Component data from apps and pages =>
────
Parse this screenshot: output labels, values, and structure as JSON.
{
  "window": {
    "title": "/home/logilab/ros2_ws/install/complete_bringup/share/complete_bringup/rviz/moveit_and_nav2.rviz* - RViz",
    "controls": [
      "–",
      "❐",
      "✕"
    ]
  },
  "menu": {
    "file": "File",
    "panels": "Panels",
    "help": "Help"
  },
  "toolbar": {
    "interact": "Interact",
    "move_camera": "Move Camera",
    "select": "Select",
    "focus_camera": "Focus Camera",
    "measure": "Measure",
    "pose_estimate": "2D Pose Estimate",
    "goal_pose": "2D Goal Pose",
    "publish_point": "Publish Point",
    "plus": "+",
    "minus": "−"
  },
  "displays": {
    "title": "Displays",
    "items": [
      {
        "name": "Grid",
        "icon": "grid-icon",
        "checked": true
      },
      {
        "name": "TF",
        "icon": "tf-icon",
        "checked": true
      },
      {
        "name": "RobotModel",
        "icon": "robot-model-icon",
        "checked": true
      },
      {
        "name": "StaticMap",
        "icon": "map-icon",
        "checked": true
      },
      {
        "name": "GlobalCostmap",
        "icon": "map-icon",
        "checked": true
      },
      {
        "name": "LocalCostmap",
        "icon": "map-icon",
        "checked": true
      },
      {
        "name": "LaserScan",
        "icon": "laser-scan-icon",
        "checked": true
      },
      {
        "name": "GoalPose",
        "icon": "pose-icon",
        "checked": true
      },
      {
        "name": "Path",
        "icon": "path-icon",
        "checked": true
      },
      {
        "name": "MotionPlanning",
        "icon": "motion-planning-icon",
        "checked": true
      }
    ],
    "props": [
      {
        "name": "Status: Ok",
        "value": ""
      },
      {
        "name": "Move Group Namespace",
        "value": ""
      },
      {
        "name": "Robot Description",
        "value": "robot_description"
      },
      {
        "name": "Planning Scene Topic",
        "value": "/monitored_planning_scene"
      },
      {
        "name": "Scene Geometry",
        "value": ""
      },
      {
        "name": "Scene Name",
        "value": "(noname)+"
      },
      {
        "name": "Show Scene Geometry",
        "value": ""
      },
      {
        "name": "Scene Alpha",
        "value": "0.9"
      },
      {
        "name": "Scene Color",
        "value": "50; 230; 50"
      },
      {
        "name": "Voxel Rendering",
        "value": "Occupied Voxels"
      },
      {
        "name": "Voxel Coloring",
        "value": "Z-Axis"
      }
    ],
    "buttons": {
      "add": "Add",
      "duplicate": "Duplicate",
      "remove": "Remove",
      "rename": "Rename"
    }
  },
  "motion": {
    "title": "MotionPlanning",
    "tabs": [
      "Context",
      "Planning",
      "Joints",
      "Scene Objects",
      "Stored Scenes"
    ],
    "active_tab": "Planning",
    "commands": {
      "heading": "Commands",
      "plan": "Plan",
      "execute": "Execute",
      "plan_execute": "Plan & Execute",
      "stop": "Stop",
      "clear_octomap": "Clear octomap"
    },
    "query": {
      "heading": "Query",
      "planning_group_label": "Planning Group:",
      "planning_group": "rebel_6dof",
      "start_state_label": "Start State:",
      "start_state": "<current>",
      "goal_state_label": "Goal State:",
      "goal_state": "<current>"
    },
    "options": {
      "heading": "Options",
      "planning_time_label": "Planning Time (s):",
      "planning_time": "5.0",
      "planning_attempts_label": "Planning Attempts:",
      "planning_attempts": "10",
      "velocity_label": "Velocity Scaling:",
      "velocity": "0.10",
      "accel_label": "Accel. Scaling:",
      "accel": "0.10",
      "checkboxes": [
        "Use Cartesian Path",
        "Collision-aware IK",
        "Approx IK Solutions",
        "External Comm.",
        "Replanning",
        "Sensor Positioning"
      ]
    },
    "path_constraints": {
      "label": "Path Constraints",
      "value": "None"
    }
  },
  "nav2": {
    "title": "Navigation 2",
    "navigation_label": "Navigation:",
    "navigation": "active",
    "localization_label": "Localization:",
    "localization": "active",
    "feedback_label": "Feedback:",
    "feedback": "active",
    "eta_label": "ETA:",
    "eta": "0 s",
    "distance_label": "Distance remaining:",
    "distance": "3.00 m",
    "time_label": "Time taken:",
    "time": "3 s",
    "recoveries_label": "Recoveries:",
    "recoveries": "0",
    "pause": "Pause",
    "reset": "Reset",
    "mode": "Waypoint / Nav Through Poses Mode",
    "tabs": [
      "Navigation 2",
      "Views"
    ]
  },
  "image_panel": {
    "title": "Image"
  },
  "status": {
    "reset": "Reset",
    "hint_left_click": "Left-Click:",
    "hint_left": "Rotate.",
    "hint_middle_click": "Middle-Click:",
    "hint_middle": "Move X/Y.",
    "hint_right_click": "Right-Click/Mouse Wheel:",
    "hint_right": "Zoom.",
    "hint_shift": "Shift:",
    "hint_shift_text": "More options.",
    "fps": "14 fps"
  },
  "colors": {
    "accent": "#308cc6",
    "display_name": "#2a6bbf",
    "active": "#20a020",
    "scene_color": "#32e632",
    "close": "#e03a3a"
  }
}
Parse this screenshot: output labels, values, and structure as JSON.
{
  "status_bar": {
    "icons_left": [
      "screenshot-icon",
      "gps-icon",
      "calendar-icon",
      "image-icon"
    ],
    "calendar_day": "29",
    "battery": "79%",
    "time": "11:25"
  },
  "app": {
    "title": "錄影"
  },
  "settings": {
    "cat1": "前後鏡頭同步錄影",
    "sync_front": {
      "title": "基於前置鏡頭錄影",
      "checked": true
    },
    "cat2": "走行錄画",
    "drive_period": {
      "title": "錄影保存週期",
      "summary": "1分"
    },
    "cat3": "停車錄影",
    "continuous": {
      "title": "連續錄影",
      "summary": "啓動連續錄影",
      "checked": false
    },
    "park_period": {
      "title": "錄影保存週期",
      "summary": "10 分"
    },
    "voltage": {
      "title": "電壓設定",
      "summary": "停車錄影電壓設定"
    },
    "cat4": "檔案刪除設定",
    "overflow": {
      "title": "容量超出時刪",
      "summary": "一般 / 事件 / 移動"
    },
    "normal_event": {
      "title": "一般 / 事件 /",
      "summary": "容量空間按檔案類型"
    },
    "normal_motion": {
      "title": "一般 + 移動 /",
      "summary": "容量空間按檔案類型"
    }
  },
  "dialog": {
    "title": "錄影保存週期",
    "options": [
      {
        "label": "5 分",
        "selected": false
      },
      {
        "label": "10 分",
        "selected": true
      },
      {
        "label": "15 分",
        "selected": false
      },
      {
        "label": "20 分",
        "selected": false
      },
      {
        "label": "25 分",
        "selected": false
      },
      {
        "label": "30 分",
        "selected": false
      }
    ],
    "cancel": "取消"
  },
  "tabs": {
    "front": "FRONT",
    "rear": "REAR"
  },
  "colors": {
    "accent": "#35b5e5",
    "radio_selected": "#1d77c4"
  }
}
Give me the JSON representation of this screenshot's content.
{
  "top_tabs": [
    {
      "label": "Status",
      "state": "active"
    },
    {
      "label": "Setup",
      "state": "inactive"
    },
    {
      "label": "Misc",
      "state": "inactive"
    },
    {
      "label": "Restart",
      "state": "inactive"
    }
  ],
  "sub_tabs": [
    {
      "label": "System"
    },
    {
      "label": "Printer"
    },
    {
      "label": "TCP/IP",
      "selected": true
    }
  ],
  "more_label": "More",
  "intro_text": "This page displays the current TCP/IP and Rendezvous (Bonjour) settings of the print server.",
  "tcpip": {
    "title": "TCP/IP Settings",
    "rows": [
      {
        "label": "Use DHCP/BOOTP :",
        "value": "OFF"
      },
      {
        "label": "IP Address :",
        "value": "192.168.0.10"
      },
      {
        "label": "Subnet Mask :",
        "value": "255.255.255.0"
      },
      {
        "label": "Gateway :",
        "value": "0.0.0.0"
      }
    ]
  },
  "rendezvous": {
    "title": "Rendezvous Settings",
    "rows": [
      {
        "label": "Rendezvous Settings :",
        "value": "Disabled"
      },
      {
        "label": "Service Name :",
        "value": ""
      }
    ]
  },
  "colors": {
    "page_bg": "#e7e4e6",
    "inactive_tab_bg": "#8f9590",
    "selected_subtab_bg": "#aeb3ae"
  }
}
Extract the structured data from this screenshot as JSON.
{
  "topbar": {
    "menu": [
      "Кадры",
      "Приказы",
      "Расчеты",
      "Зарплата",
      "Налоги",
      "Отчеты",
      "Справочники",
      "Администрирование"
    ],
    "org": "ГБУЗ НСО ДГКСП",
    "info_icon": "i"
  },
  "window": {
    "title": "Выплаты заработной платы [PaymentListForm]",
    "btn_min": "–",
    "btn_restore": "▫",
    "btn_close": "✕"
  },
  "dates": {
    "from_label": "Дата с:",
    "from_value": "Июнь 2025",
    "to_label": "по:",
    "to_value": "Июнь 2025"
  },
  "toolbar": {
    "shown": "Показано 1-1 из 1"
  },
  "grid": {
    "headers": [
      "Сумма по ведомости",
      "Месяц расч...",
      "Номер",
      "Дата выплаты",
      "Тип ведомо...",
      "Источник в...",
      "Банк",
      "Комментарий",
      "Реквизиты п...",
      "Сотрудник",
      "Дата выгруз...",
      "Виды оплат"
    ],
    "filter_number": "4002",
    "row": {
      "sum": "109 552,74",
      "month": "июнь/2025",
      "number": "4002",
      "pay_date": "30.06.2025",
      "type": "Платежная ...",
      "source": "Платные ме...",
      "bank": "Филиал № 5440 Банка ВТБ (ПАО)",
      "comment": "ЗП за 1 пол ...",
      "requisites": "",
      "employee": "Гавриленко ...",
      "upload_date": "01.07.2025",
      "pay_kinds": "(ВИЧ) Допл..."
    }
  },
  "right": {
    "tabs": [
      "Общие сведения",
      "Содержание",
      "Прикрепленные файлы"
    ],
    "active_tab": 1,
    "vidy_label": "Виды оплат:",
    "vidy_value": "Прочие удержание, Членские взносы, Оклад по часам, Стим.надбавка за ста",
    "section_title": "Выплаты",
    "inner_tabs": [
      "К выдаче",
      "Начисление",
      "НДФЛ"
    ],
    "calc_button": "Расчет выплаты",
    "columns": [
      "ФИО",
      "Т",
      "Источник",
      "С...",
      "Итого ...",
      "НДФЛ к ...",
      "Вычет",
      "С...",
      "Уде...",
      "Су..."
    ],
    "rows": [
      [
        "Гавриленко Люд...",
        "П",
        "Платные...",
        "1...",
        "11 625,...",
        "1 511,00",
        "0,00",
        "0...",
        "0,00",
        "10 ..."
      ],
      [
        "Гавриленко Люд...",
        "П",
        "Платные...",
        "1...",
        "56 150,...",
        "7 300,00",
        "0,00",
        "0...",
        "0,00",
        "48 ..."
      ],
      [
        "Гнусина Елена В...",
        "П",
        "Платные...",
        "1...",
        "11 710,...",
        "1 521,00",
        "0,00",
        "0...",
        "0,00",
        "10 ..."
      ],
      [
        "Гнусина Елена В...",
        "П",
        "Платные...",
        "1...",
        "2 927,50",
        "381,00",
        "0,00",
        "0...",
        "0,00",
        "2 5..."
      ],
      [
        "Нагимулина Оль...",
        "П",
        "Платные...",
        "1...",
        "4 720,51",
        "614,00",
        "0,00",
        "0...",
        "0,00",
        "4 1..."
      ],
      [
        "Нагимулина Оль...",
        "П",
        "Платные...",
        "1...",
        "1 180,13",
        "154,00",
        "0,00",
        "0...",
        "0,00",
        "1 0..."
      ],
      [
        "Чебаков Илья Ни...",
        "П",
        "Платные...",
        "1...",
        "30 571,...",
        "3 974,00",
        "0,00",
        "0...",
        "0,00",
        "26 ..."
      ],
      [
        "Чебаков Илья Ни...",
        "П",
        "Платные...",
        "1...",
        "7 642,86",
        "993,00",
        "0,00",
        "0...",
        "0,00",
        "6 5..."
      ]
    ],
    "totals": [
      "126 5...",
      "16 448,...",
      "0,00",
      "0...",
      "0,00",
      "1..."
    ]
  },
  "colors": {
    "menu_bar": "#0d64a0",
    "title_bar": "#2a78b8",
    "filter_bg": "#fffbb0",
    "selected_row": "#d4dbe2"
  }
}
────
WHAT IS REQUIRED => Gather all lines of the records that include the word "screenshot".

TASK RESPONSE =>
Parse this screenshot: output labels, values, and structure as JSON.
Parse this screenshot: output labels, values, and structure as JSON.
      "screenshot-icon",
Give me the JSON representation of this screenshot's content.
Extract the structured data from this screenshot as JSON.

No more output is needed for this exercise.